That's why, as much as I understand how counterproductive it would be for President Obama to speak directly in support of the protesters (because it would help Ahmadinejad/Khamenei to paint them as American stooges), I sometimes harbor the secret, selfish wish he would. We keep hearing that this isn't about us—it's about them. That's right, of course, but it's more complicated than that. We identify with the protesters. I know it's overly emotional and solipsistic to get so involved in the political goings-on in Iran while sitting comfortably in America. But I can't help it, and neither, I suspect, can many people around the world. Their calls for justice and freedom have universal resonance. On Friday, President Obama, constrained as he is by political realities and his own temperament, warned the Iranian government about what might or might not happen today:

I am very concerned... that the government of Iran recognize the world is watching, and how they approach and deal with people who are, through peaceful means, trying to be heard will, I think, send a pretty clear signal to the international community about what Iran is - and is not.

I understand Obama's rightly-praised reluctance to hand Ahmadinejad ammunition for his political battle.
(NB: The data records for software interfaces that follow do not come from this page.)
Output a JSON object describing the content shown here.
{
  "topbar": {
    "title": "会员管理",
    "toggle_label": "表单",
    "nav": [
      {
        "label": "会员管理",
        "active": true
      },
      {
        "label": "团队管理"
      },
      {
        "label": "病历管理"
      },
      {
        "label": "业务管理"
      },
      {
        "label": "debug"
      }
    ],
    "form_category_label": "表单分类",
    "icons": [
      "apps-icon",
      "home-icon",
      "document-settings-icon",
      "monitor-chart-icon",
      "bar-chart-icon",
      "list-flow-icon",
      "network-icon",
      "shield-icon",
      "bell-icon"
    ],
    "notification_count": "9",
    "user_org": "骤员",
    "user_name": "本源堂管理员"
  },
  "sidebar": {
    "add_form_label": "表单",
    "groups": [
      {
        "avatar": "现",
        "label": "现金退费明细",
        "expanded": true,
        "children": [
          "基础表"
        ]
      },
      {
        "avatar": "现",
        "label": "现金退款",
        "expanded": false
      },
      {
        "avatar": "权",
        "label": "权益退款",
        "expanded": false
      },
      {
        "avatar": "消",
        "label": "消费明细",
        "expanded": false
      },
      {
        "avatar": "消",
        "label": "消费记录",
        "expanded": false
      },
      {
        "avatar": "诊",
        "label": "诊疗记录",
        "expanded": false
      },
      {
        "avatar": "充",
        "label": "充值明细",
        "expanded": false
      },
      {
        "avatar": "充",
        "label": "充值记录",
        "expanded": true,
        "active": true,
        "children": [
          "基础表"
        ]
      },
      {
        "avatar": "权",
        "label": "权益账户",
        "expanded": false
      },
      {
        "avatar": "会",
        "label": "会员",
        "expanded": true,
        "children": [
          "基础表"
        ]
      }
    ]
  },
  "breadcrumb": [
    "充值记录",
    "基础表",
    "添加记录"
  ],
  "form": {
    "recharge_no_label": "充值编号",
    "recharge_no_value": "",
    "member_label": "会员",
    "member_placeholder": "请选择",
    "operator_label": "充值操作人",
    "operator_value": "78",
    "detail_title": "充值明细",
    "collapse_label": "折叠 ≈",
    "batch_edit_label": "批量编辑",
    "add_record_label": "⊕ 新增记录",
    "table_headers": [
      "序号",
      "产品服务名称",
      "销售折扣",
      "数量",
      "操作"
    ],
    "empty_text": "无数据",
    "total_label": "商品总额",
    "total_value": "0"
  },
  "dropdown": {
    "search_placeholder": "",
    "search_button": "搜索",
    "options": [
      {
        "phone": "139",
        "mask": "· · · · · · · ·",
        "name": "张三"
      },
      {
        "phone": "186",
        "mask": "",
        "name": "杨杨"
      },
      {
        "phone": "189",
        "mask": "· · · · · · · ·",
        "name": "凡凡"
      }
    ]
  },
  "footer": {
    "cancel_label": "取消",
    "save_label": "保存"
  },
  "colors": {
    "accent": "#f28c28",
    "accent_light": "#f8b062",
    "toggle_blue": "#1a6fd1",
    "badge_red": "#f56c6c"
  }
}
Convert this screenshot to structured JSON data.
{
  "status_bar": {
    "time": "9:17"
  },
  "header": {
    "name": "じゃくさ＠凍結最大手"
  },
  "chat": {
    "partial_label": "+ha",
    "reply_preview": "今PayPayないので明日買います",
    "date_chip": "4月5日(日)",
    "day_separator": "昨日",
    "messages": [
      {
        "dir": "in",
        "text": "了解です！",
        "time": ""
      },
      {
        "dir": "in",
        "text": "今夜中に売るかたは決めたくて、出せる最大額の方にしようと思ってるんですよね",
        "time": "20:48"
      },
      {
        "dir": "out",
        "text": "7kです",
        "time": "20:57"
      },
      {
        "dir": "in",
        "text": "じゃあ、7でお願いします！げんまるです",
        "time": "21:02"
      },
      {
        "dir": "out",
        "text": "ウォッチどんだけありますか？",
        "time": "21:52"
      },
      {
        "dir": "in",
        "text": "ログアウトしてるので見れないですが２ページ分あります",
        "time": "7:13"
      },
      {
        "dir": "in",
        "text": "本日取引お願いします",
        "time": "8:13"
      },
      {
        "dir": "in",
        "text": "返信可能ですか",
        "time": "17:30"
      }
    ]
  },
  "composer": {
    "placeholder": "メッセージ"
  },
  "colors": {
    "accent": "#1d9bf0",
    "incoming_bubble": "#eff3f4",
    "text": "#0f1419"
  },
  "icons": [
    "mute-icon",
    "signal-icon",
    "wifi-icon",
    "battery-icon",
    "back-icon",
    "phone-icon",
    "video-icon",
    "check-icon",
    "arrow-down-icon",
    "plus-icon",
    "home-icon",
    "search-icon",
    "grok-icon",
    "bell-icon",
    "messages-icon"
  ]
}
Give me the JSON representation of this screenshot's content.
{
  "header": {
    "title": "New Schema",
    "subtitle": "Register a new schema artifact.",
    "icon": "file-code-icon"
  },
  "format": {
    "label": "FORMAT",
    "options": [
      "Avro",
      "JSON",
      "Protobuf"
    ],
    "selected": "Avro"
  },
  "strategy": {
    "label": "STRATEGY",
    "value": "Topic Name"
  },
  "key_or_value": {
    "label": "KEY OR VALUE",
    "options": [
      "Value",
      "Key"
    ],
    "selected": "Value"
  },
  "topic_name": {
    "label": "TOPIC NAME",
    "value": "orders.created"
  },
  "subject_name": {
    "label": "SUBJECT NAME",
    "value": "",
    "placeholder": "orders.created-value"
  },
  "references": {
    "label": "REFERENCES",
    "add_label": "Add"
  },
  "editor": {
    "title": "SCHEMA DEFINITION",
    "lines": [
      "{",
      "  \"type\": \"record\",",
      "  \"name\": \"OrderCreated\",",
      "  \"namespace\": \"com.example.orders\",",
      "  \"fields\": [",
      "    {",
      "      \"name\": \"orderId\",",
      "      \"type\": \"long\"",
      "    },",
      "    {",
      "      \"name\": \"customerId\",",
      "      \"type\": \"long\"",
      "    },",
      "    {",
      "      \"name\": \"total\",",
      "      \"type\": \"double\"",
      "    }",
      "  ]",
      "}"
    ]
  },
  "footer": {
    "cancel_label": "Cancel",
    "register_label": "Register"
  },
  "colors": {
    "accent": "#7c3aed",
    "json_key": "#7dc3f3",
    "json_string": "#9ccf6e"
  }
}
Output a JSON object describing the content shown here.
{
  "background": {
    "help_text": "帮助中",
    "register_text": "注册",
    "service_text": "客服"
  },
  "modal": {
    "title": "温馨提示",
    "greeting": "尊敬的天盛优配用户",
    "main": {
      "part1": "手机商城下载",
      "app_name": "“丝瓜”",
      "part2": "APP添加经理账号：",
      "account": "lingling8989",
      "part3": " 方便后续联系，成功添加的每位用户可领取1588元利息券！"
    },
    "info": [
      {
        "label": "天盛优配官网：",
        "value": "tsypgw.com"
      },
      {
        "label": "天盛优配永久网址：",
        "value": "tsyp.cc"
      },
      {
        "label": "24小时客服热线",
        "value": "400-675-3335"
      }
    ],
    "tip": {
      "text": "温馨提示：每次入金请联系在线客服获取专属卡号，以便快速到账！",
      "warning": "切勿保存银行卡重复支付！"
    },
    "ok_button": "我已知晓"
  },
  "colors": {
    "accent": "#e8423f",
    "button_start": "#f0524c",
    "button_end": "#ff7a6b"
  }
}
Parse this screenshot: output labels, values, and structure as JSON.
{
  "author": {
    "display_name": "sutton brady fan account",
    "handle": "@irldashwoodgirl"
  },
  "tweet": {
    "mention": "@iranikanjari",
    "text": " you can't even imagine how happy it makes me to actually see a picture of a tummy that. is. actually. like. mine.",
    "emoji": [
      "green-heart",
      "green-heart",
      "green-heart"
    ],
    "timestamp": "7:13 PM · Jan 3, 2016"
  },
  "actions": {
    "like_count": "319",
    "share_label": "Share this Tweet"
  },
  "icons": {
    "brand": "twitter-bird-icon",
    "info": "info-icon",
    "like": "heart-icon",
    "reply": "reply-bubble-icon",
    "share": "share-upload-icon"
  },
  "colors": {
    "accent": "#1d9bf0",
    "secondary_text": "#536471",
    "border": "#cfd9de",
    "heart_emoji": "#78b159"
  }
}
But if Khamenei cracks down, and the world witnesses another Tiananmen, I doubt that Americans will embrace engagement with the regime. We see too much of ourselves in the protesters. We hope for them. We are watching. If they are murdered, and they very well could be, what will Obama say then?